Addis Abeba – Josep Borrell, High Representative and Vice-President of the European Union, told EU parliament members that the block “will present a resolution at the Human Rights Council renewing the mandate of the International Commission of Human Rights Experts on Ethiopia.”
In a speech delivered on his behalf at the EU Parliament debate on the humanitarian and human rights situation in Tigray, Mr. Borrell said that the EU was “appalled by the gravity and scale of human rights violations and abuses, perpetrated by all parties to the conflict, since its beginning.”
“Those allegations must be investigated, and accountability ensured. There will be no durable peace, no reconciliation, without justice for the victims,” he said.
Early in September, Amnesty International, Defend Defenders (East and Horn of Africa Human Rights Defenders Project), Global Center for the Responsibility to Protect, and Human Rights Watch, have asked the Permanent Representatives of Member and Observer States of the United Nations (UN) Human Rights Council to “extend the expert commission’s mandate” on accounts of, among other, the Commission’s vital work “to ensure scrutiny of the situation in Ethiopia and advance justice, truth, and reparations for survivors, victims, and their families.”
The Geneva-based U.N. Human Rights Council created the International Commission of Human Rights Experts on Ethiopia (ICHREE) on 17 December 2021 and mandated it to investigate allegations of violations and abuses of international human rights, humanitarian and refugee law in Ethiopia committed since 3 November 2020 “by all parties to the conflict.”
However, from the get go, the Ethiopian government had opposed to the appointment of the Experts, and in April this year, voted to block the U.N. funding for it, unsuccessfully. Since then, Ethiopia has accused the Experts of having “weaponized human rights for political pressure.”

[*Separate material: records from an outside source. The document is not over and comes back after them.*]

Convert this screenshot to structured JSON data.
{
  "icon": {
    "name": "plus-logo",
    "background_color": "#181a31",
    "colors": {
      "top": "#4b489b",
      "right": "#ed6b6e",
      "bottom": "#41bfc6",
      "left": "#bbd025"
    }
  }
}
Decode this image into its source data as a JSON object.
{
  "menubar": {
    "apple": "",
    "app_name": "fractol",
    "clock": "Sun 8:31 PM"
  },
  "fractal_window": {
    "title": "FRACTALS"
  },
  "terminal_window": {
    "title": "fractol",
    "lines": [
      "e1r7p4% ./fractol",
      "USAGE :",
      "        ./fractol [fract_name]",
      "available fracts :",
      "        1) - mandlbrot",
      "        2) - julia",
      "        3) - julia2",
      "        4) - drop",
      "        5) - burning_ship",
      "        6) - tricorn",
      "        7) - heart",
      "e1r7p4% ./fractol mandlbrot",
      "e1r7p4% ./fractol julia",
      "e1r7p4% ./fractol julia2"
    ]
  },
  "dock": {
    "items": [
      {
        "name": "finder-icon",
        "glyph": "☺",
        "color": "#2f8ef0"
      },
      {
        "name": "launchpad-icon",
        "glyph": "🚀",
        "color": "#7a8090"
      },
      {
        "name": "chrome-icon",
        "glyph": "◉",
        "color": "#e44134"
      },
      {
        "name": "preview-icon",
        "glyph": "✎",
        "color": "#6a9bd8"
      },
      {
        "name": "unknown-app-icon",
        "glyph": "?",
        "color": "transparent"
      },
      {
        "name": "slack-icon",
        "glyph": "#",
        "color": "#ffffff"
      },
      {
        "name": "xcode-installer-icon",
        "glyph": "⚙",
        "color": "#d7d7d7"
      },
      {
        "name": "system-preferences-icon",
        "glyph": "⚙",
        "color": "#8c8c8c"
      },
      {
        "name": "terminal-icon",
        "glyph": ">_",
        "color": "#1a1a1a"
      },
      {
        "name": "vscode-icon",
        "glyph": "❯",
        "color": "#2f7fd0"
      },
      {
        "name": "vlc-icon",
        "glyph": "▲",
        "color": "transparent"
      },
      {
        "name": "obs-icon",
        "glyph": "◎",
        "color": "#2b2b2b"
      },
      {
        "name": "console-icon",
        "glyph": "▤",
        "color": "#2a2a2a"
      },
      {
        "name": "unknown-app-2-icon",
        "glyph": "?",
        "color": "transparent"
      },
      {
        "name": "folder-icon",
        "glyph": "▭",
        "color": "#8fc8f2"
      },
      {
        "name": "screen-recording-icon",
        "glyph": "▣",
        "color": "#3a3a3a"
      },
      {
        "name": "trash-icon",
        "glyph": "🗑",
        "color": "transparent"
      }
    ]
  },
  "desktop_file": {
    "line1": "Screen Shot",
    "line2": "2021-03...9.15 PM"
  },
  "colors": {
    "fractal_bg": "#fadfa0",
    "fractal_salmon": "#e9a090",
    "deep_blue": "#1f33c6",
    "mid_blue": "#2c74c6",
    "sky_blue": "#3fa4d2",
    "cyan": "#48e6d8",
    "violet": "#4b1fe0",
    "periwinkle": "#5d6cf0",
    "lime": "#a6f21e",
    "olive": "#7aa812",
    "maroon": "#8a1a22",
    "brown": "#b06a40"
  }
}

In its first report delivered to UN Human Rights Council’s 51st regular session on 22 September, ICHREE said there were reasonable grounds to believe that “war crimes and crimes against humanity” were committed by warring parties in Ethiopia’s war, and reasonable grounds to believe that the Tigray region is “systematically” deprived of material, services indispensable for survival. The report detailed a wide range of gross human rights violations committed against civilians, including Eritrean refugees. The violations are committed to a varied degree by the Ethiopian national defense forces, Eritrean defense forces, Amhara region forces including militia and the irregular armed group, Fano, and the Tigrayan forces in the course of Ethiopia’s war. AS